Other poems are set strictly against a contemporary background. “On Acquiescence” spins a story about a basketball team and issues of race under the surface, the “perennial black versus white school rivalry.” The speaker, one of the black basketball players, juggles issues from stanza to stanza: flirtation with a white girl, racial slurs hollered by parents of the opposing team, and feeling unsafe once off the bus, left to confront a part of town that feels foreign. In some ways, basketball gives the team power, especially when the speaker compares them to midnight peacocks ready to show off their skills, their toes “clenched like talons.” However, like “Very Many Hands,” the poem ends with questioning, “But what if we are made of this violence?” and the speaker later compares polished hardwood to a cage.

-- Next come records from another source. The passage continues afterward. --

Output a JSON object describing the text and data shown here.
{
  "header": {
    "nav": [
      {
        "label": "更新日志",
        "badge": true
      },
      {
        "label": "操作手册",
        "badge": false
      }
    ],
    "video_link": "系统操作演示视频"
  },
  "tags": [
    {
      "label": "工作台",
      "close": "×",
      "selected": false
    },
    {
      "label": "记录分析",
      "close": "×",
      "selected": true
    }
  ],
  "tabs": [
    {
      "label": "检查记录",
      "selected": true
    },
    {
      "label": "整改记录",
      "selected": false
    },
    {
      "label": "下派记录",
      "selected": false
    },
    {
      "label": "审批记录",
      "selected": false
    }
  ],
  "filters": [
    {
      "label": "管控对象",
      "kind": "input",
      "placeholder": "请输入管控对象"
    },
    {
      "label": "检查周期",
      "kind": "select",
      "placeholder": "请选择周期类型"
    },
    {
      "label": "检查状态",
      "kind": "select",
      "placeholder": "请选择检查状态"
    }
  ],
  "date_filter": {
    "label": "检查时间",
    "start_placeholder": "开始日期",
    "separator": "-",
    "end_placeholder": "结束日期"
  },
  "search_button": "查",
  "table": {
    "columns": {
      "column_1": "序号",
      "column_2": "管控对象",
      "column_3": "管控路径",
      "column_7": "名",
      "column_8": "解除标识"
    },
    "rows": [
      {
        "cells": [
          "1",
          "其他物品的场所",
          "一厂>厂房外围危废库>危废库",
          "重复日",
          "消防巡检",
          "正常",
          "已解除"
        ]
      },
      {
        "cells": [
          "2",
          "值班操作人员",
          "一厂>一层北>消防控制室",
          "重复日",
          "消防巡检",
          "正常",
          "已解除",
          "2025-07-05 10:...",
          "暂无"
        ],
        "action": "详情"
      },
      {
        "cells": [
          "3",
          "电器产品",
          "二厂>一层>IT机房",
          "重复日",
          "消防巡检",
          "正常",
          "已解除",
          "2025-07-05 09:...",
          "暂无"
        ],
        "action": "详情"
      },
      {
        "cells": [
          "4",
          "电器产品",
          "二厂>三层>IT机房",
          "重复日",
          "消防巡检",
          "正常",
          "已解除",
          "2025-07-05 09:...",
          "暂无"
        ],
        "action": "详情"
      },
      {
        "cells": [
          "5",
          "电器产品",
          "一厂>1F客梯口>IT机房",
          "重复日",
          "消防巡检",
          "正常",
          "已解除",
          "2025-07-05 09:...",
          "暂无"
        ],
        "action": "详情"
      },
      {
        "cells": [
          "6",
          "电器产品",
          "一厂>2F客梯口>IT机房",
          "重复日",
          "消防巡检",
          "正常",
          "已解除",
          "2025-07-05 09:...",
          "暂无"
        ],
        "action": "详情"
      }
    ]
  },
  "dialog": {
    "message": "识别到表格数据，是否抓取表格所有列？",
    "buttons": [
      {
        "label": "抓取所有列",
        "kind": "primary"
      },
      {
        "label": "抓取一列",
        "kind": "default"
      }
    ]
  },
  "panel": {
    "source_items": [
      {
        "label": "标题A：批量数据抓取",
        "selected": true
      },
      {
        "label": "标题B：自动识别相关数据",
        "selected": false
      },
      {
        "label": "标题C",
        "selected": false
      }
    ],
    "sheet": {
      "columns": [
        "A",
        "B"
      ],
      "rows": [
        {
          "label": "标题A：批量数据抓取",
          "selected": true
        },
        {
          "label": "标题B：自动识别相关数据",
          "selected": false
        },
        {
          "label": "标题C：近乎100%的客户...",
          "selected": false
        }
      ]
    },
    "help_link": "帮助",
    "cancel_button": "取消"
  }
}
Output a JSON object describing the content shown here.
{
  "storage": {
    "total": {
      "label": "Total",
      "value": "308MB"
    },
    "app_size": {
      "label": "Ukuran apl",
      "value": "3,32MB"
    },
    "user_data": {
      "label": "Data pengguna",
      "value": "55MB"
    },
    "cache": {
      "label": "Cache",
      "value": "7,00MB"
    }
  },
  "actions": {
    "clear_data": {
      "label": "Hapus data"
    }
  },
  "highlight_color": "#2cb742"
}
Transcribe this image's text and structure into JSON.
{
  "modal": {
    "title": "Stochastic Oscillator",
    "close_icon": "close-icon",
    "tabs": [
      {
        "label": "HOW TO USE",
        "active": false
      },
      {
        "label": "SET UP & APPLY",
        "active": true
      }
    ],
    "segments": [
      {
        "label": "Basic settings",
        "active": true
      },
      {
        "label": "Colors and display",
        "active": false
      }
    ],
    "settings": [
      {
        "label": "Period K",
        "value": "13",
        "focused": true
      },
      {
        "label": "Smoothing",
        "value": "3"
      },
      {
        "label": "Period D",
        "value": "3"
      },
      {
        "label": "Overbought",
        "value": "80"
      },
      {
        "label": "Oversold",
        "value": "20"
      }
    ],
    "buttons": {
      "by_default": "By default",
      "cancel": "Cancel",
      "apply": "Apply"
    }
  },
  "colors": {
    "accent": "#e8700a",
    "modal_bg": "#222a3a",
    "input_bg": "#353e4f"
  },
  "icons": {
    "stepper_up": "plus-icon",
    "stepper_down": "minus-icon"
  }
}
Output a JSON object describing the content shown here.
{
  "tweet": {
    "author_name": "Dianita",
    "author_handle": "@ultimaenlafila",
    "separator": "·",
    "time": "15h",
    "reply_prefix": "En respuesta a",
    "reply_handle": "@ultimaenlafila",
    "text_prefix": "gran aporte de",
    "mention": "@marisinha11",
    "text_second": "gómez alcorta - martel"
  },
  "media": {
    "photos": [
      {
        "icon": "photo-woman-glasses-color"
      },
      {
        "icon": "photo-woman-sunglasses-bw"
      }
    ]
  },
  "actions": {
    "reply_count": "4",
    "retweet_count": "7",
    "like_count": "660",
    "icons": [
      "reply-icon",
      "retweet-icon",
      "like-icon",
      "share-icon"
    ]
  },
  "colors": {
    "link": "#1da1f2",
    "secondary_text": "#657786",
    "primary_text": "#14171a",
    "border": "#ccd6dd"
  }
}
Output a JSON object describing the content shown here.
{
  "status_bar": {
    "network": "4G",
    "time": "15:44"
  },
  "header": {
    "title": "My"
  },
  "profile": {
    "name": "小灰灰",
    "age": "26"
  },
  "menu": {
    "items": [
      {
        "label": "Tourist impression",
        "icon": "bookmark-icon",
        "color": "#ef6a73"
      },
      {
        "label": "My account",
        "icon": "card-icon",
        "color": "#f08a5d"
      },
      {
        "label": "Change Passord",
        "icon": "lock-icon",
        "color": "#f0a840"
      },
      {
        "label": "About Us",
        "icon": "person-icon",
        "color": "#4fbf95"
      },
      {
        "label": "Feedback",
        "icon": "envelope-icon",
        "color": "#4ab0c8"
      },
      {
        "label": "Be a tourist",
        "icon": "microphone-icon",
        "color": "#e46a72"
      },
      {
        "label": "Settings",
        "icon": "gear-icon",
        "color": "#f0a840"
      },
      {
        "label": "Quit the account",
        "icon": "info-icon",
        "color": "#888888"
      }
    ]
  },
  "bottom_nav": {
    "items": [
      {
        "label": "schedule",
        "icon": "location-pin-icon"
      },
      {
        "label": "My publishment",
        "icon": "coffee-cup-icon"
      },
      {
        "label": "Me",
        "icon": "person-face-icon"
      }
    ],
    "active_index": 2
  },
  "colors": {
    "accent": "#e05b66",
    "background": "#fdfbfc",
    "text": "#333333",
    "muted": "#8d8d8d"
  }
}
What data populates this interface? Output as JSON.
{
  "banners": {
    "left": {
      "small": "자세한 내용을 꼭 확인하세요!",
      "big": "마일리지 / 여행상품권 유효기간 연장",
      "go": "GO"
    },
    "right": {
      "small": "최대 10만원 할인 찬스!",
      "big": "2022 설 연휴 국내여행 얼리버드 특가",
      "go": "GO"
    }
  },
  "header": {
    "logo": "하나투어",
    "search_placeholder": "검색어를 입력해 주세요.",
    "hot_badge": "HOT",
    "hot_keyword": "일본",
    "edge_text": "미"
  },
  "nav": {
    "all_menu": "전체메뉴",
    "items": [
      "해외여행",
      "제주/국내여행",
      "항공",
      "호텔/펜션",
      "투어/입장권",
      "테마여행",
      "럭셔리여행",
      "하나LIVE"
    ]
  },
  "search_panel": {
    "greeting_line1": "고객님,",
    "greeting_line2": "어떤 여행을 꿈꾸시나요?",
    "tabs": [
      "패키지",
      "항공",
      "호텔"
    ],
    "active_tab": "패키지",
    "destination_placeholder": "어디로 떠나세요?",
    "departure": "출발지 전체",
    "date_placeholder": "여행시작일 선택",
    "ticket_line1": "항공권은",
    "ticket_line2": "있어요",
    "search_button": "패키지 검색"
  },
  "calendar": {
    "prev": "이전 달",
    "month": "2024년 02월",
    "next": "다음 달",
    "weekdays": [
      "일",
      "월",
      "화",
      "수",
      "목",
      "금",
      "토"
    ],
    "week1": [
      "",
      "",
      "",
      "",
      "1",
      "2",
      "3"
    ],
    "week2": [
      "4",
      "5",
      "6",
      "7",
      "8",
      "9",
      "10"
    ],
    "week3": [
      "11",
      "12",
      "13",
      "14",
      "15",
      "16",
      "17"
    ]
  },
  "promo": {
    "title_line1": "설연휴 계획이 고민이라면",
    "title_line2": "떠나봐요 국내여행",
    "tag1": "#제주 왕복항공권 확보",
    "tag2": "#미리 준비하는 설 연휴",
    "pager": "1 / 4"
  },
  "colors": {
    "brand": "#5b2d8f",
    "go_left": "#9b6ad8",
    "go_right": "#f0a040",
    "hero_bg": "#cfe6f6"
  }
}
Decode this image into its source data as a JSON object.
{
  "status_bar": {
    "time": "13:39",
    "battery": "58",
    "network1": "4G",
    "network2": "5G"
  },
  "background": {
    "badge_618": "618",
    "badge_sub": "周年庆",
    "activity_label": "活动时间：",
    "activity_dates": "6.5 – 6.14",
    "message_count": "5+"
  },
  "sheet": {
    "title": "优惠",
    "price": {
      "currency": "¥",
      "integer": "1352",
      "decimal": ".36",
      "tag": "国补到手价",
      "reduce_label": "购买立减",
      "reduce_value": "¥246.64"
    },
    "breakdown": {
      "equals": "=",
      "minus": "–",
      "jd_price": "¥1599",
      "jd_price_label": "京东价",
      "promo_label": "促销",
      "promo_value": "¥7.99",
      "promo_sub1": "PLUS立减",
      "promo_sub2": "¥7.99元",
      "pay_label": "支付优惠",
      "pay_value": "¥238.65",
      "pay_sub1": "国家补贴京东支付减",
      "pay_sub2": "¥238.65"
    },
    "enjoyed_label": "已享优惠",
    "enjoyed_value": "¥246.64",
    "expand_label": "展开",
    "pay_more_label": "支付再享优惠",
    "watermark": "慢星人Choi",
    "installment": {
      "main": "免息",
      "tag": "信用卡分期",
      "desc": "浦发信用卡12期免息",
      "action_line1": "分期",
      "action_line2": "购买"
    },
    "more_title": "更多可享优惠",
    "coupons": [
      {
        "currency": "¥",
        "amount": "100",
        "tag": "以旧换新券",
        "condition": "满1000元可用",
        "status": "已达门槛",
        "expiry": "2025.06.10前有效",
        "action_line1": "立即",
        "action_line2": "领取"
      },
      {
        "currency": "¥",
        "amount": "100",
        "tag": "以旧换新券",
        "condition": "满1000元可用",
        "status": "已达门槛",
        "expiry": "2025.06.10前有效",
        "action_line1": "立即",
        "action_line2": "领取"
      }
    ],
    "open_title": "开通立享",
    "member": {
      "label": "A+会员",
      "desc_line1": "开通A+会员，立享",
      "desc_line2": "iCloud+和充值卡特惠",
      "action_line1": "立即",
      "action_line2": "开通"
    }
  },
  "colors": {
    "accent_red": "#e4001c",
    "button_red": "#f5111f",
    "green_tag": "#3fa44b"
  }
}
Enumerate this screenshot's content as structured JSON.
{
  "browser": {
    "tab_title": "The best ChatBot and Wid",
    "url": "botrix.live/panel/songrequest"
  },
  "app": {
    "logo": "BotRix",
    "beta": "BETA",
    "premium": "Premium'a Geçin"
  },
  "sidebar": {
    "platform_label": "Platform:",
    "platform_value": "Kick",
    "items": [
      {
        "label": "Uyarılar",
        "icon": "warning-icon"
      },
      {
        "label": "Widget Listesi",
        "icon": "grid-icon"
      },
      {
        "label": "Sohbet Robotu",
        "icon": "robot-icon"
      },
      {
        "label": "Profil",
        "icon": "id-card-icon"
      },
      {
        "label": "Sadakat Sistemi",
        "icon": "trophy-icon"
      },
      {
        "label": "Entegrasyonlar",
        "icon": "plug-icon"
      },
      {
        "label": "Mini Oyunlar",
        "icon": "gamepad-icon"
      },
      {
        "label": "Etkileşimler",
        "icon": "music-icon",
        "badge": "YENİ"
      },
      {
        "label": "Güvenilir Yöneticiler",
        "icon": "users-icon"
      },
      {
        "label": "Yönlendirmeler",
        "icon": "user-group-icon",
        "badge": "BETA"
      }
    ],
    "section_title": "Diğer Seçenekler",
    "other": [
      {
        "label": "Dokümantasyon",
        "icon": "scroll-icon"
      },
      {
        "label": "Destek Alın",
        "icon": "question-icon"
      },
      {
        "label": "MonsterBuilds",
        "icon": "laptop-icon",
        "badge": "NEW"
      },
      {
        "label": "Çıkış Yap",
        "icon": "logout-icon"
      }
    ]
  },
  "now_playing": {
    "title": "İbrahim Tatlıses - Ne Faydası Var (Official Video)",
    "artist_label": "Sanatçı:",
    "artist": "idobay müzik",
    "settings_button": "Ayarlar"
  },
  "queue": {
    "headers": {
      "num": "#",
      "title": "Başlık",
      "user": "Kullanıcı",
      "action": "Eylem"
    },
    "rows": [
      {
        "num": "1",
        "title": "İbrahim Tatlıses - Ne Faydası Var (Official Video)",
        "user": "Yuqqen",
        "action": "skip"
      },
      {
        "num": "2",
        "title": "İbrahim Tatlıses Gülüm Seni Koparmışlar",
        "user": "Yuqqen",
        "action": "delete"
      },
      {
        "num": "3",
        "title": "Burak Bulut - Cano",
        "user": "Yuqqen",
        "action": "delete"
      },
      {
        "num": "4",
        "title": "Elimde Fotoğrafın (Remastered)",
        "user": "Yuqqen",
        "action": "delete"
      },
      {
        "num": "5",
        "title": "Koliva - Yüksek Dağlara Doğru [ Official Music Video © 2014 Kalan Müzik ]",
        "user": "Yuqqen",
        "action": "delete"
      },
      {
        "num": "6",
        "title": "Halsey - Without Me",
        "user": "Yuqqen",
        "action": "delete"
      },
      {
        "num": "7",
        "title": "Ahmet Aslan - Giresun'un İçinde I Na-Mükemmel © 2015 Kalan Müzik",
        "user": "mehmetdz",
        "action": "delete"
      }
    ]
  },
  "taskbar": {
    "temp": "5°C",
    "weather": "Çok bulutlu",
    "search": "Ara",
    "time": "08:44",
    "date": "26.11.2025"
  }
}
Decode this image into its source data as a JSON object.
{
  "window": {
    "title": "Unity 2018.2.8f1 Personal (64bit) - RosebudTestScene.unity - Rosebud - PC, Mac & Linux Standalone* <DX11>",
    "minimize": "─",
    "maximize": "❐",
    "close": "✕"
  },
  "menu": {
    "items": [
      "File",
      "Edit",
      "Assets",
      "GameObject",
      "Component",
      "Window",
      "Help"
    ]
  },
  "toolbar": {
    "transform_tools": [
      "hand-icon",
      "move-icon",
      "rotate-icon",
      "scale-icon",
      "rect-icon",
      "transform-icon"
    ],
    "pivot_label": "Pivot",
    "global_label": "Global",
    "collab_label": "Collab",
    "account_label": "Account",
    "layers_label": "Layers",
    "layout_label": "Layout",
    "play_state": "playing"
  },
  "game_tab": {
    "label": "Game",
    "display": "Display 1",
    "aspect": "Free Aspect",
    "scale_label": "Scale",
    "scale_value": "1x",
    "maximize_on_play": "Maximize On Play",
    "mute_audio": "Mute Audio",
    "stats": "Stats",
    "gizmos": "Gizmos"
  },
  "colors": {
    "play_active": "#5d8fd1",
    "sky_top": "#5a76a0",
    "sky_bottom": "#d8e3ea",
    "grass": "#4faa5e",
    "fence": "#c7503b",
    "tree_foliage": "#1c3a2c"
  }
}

When the team bus crosses into the all-white part of town, we are reminded of a principle way that segregation still exists. 

One of the most haunting poems, “Surrender,” echoes a dream journal turned nightmare. Coleman writes, “the soft dark rope of prayer and dream,/its weight, what I pull, and am pulled by/into night,” before shifting to the scene of a 24-hour McDonald’s, where the speaker is surrounded by the only police officer he’s ever trusted and white people badmouthing Detroit. An image of military drones gunning at the speaker and a lover resonates with the motif of black bodies hunted down. The speaker’s lover doesn’t seem to survive after they try to hide in a cupboard, and in the concluding stanza, “Went back again/and pressed my hand on the glass/exit, took in the sudden emptiness, and felt the toll/stir my body, full, with no need for hope.”

Coleman’s debut is expansive in its variety of forms, from fragmented lines, to multi-page narratives, to the dictionary borrowing from A. Van Jordan’s collection M-A-C-N-O-L-I-A. In all forms, though, Coleman peels back decades and centuries to confront black experience, illustrating how acts of resistance, as well as poetic creation, can write new histories as well as recount them.


Brian Fanelli’s most recent book is Waiting for the Dead to Speak (NYQ Books), winner of the Devil’s Kitchen Poetry Prize. His writing has appeared in The Los Angeles TimesWorld Literature TodayThe Paterson Literary Review, and elsewhere. Currently, he teaches at Lackawanna College and blogs at